Exercise brief: Each line that includes the word "Чередующиеся" should be copied from the records.

Supplied entries:
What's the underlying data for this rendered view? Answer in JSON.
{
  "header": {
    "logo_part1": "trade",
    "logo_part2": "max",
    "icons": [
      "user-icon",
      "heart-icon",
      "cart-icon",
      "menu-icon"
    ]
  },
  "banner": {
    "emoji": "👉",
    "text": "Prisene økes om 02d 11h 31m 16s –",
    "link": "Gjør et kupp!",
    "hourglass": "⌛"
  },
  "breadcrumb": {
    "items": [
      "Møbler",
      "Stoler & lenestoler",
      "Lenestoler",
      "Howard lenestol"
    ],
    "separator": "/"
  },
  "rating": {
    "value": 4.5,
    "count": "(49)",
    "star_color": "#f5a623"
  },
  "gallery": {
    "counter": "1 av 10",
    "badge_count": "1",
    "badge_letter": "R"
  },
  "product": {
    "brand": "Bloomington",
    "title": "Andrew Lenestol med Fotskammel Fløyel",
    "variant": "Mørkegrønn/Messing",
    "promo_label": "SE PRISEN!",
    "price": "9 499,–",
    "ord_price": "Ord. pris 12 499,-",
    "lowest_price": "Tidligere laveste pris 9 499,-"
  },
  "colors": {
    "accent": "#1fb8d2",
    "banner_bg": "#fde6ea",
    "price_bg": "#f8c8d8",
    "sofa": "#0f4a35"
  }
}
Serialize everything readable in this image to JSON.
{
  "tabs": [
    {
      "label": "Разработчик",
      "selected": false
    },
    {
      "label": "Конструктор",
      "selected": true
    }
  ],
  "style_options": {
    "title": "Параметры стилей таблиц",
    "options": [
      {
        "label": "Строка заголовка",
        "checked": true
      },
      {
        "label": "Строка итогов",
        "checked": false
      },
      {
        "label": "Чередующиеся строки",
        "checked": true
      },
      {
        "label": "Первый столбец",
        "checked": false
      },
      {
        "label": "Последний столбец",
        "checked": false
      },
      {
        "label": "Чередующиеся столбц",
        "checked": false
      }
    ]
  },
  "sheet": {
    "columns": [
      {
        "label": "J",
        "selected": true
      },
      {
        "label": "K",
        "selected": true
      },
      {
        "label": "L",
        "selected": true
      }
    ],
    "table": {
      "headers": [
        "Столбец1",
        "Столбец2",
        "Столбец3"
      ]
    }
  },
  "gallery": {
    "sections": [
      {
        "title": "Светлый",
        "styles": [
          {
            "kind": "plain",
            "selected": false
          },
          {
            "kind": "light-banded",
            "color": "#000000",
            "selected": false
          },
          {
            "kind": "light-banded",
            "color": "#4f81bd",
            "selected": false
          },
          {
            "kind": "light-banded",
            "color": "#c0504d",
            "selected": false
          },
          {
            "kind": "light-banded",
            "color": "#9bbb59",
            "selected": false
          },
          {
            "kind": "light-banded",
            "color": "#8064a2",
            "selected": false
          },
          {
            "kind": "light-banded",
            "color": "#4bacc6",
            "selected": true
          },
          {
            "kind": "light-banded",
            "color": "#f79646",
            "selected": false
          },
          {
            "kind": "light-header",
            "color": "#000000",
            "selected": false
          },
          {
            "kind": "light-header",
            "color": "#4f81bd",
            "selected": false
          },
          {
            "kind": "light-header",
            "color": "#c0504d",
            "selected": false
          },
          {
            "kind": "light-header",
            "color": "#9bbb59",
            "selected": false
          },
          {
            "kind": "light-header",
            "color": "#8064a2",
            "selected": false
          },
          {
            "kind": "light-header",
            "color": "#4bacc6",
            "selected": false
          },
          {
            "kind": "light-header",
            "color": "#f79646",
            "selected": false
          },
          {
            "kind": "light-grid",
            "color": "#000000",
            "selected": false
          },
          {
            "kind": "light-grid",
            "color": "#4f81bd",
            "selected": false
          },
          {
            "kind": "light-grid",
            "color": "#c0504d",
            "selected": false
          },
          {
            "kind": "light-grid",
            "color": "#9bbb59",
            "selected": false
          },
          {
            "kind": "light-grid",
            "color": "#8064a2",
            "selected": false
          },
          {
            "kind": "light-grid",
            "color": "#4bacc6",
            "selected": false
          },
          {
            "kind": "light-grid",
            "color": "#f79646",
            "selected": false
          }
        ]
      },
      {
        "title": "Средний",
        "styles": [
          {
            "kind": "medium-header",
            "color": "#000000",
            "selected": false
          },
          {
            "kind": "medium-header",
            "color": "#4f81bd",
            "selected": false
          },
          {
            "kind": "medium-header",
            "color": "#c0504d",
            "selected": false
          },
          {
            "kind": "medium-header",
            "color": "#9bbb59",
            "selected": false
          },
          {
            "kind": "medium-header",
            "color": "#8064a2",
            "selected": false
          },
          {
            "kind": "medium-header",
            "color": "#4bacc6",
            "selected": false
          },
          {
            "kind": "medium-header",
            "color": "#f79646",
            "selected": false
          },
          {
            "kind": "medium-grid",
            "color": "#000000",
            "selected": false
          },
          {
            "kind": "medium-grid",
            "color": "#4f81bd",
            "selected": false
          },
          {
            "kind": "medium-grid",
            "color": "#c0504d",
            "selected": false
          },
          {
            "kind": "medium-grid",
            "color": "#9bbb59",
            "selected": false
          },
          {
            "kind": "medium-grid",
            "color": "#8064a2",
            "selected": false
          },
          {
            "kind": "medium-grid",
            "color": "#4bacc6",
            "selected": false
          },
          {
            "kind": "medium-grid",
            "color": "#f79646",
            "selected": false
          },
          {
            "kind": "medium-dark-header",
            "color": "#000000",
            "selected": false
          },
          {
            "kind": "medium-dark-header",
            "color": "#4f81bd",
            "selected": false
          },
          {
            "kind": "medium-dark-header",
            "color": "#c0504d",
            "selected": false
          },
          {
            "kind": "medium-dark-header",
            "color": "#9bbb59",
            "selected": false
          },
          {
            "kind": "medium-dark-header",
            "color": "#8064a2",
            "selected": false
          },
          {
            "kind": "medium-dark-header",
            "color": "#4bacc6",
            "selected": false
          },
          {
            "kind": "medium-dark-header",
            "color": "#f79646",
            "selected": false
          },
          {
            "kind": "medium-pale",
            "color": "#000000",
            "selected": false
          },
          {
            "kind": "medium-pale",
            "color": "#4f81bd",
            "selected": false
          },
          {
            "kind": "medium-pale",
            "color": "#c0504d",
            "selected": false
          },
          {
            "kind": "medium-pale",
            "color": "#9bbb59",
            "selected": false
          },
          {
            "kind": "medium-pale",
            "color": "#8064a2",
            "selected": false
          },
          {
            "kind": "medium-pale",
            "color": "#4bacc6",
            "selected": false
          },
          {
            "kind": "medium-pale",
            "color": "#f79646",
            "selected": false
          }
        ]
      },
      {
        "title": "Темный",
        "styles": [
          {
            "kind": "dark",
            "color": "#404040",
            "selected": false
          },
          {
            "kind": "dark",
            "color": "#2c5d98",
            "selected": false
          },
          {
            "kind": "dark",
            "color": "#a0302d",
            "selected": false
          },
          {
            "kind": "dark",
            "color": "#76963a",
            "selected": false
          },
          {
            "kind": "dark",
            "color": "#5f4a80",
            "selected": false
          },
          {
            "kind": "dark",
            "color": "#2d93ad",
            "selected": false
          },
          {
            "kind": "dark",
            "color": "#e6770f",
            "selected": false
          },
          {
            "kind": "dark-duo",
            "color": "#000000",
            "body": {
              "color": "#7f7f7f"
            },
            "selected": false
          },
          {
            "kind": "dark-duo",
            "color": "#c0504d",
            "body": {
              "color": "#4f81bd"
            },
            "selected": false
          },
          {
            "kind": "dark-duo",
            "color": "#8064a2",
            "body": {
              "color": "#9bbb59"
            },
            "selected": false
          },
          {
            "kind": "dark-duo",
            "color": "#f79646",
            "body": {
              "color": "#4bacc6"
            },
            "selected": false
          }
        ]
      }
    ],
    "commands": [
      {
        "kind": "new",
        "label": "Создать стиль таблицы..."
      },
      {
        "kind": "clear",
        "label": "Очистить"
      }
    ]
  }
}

Result of this exercise:
        "label": "Чередующиеся строки",
        "label": "Чередующиеся столбц",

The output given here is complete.